Outside, Becker scanned the parking lot for a taxi. There was none. He ran over to a stocky bouncer. “Taxi!”
The bouncer shook his head. “Demasiado temprano. Too early.”
Too early? Becker swore. It’s two o’clock in the morning!
“Pidame uno! Call me one!”
The man pulled out a walkie-talkie. He said a few words and then signed off. “Veinte minutos,” he offered.
“Twenty minutes?!” Becker demanded. “Y elautobus?”
The bouncer shrugged. “Forty-five minutos.”
Becker threw up his hands. Perfect!
The sound of a small engine turned Becker’s head. It sounded like a chainsaw. A big kid and his chain-clad date pulled into the parking lot on an old Vespa 250 motorcycle. The girl’s skirt had blown high on her thighs. She didn’t seem to notice. Becker dashed over. I can’t believe I’m doing this, he thought. I hate motorcycles. He yelled to the driver. “I’ll pay you ten thousand pesetas to take me to the airport!”
The kid ignored him and killed the engine.
“Twenty thousand!” Becker blurted. “I need to get to the airport!”
The kid looked up. “Scusi?” He was Italian.
“Aeroporto! Per favore. Sulla Vespa! Venti mille pesete!”
The Italian eyed his crummy, little bike and laughed. “Venti mille pesete? La Vespa?”
“Cinquanta mille! Fifty thousand!” Becker offered. It was about four hundred dollars.
The Italian laughed doubtfully. “Dov’e la plata? Where’s the cash?”

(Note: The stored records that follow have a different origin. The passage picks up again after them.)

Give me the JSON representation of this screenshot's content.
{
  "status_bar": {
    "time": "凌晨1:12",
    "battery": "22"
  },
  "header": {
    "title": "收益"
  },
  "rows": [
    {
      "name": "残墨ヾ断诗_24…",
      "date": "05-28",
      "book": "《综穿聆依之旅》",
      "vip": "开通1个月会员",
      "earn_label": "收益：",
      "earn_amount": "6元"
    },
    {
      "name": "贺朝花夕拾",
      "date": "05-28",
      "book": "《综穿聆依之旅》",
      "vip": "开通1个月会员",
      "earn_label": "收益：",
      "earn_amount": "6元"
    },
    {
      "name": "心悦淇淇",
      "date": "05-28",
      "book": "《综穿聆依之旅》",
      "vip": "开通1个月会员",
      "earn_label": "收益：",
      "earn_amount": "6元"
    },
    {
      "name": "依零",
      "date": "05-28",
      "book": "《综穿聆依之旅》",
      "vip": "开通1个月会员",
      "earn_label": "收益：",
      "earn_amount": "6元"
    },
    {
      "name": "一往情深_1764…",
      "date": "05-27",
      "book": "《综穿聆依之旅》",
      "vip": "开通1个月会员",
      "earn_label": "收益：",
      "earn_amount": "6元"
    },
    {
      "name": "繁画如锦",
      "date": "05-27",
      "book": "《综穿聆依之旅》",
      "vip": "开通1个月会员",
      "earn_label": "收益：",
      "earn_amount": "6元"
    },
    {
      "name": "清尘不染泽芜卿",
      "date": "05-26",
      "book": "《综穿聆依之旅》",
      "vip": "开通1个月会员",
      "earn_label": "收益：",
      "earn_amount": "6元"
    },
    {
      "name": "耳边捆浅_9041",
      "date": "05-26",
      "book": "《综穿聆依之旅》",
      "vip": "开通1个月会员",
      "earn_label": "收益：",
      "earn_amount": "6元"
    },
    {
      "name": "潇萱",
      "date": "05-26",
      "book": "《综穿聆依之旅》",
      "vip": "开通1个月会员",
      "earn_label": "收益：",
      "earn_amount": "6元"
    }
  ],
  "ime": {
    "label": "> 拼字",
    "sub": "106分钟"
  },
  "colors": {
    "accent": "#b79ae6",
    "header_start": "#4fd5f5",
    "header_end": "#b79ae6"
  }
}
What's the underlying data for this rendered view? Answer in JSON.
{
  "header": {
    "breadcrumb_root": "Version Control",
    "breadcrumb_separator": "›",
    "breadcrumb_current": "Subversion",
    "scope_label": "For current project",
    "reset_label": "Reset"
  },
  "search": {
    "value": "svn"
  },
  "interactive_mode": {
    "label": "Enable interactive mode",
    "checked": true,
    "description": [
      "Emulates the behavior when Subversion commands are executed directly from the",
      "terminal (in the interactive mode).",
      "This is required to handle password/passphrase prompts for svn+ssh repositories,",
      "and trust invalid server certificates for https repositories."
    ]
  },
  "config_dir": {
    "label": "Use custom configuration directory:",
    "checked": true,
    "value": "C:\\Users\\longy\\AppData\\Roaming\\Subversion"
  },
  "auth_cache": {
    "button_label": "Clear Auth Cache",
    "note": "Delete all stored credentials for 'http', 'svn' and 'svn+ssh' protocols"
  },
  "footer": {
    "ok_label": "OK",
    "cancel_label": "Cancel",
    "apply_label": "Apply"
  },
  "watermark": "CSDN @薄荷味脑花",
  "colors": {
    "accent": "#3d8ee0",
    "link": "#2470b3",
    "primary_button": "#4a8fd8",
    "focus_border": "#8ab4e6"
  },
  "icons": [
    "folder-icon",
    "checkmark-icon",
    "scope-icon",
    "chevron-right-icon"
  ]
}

Becker pulled five 10,000-peseta notes from his pocket and held them out. The Italian looked at the money and then at his girlfriend. The girl grabbed the cash and stuffed it in her blouse.
“Grazie!” the Italian beamed. He tossed Becker the keys to his Vespa. Then he grabbed his girlfriend’s hand, and they ran off laughing into the building.
“Aspetta!” Becker yelled. “Wait! I wanted a ride!”